Lewis & Clark Expedition Center...
Sep 24, 2014
|Today's post covers a recent day trip to visit the Lewis & Clark Interpretive Center & Fort Mandan, located about 35 miles north of Bismarck. It was a beautiful day, great weather & warm temps. We packed a lunch & decided to take onyx as well since we weren't sure what time we'd get home. When we first talked about going to this center I started thinking about what I actually knew about Lewis & Clark. I have to admit that when I was in school, history & geography were about the last two things on my mind!!!! So, other than knowing that they were explorer's & important to our history, I really couldn't tell you much. I was 'willing' to go because Larry really wanted to but I wasn't 'excited', lol! Well, I have to tell you, I really enjoyed learning about the history in this area & look forward to learning more as we continue along the Lewis & Clark Trail in the next couple of weeks! So, on to the tour...
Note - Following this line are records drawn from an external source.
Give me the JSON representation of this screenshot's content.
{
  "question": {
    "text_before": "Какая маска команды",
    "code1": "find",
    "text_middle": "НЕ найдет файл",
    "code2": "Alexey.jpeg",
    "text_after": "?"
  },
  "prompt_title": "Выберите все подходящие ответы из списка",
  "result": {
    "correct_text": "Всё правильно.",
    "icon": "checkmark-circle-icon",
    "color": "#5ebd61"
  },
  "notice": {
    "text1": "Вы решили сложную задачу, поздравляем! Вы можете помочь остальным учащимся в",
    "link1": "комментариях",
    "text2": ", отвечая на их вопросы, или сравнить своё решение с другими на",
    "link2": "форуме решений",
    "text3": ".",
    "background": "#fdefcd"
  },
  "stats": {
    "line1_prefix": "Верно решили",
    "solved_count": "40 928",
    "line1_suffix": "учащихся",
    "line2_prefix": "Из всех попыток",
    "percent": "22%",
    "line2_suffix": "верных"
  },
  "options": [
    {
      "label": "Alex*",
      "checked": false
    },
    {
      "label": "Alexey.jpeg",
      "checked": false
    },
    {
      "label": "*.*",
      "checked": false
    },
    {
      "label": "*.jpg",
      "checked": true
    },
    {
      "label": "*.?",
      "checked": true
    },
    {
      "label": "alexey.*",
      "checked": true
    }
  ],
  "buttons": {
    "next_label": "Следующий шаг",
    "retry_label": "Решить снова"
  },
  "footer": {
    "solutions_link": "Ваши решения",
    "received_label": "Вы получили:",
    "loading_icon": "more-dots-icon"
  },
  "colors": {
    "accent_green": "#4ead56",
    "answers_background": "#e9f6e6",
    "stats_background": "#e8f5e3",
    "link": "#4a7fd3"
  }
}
The North Dakota Lewis & Clark Interpretive Center provides an overview of the Lewis & Clark Expedition, with special emphasis on the time spent at Fort Mandan during the winter of 1804- 1805. The exhibits focus on the interaction between the explorers and the native peoples. Greeting visitors at the front entrance of the Interpretive Center, stand three 12-foot tall steel statues depicting Meriwether Lewis, William Clark, and Mandan Chief Sheheke.
The spirit behind the opening of the American West was the president of the United States, Thomas Jefferson. For twenty years Jefferson had thought about finding a water route to the Pacific Ocean, and establishing an American presence west of the United States. That the West was foreign country didn't bother Jefferson; his initial efforts occurred while Louisiana belonged to Spain. Indeed, Jefferson named Meriwether Lewis commander of the expedition, and set about preparing him for his duties, long before the opportunity to purchase Louisiana Territory came along.
The consummation of that deal in May of 1803 meant only that the expedition would remain on American soil until it crossed the Rocky Mountains. By early 1803 Lewis was in Philadelphia. He took crash courses in medicine, botany, zoology, and celestial observation. He studied maps and journals of traders and trappers who had already reached as far up the Missouri River as the Mandan villages in North Dakota. By the time he left Washington he knew as much about the West, and what to do when he got there, as any man in America. The President authorized Lewis to select a co-commander, and in June of 1803 Lewis offered the position to a 33-year-old ex-army lieutenant from Kentucky, William Clark. Clark brought complementary abilities to the transcontinental venture. He was a skilled riverman, a superlative geographer, and a first-rate map maker.
In exploring this wild, unknown area, Captains Meriwether Lewis and William Clark gave the newly formed country a vivid portrait of lands ripe for settlement, accounts of curative values of plants, sketches of animals never before seen by white men, maps of vast uncharted territory, and epics of drama and courage. On September 23, 1806, the expedition would come to its close back in St. Louis, Missouri, after a voyage lasting two years, four months, and ten days.....
It's October 1804, the first signs of winter are already appearing in the upper Missouri River valley as members of the Lewis and Clark Expedition make camp. They begin to prepare for the impending cold and snow which finds them 1,380 river miles from St. Louis and civilization. Commissioned by President Thomas Jefferson, the Expedition must halt its attempt to find and map a water route to the Pacific Ocean. Expedition members now begin a seven month battle for survival in a land few outsiders have seen.
The task begins with visits to nearby Indian villages and establishment of friendly relations with the Mandan Indians. Quickly, Captain Meriwether Lewis and William Clark put the Expedition to work erecting a fort, named Fort Mandan in honor of the local Indian tribe, which will serve as their winter home. In April 1805, the Expedition continues its trek up the Missouri River under the guide services of the Indian wife of a fur trader, thus enters the Indian woman, Sakakawea, into American history books. (I didn't misspell Sakakawea, some think this is the correct spelling!)
The Lewis and Clark Expedition's winter home was located about 14 miles west of the county seat of Washburn. Their presence marked the first arrival of white men to the area in any numbers. The historical significance of the establishment of Fort Mandan is documented in American history books. So, that will be our second stop today & tomorrow's post subject. See you there!
P.S. If we've stirred a bit of interest in you about this expedition & these two amazing men, you can learn everything you ever wanted to know at this VERY informative website. Enjoy! Lewis & Clark